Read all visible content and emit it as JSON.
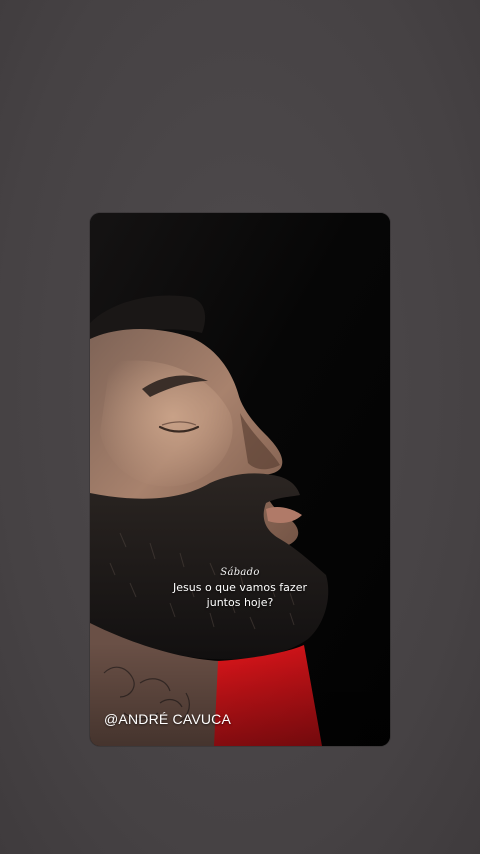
{
  "story": {
    "day_label": "Sábado",
    "caption": "Jesus o que vamos fazer juntos hoje?",
    "watermark": "@ANDRÉ CAVUCA"
  },
  "colors": {
    "page_background": "#4b4749",
    "card_background": "#050505",
    "text": "#ffffff",
    "shirt": "#d8141a"
  },
  "photo": {
    "subject": "portrait-man-eyes-closed"
  }
}
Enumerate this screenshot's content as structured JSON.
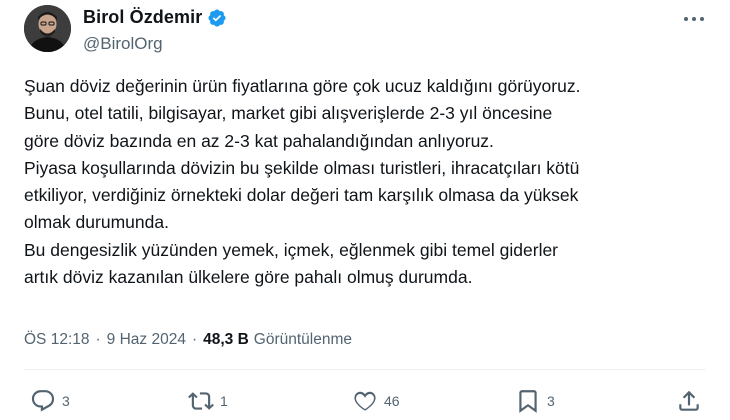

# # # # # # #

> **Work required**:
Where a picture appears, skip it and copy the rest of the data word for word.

> **Reply**:
Read all visible content and emit it as JSON.
{
  "story": {
    "day_label": "Sábado",
    "caption": "Jesus o que vamos fazer juntos hoje?",
    "watermark": "@ANDRÉ CAVUCA"
  },
  "colors": {
    "page_background": "#4b4749",
    "card_background": "#050505",
    "text": "#ffffff",
    "shirt": "#d8141a"
  },
  "photo": {
    "subject": "portrait-man-eyes-closed"
  }
}
Enumerate this screenshot's content as structured JSON.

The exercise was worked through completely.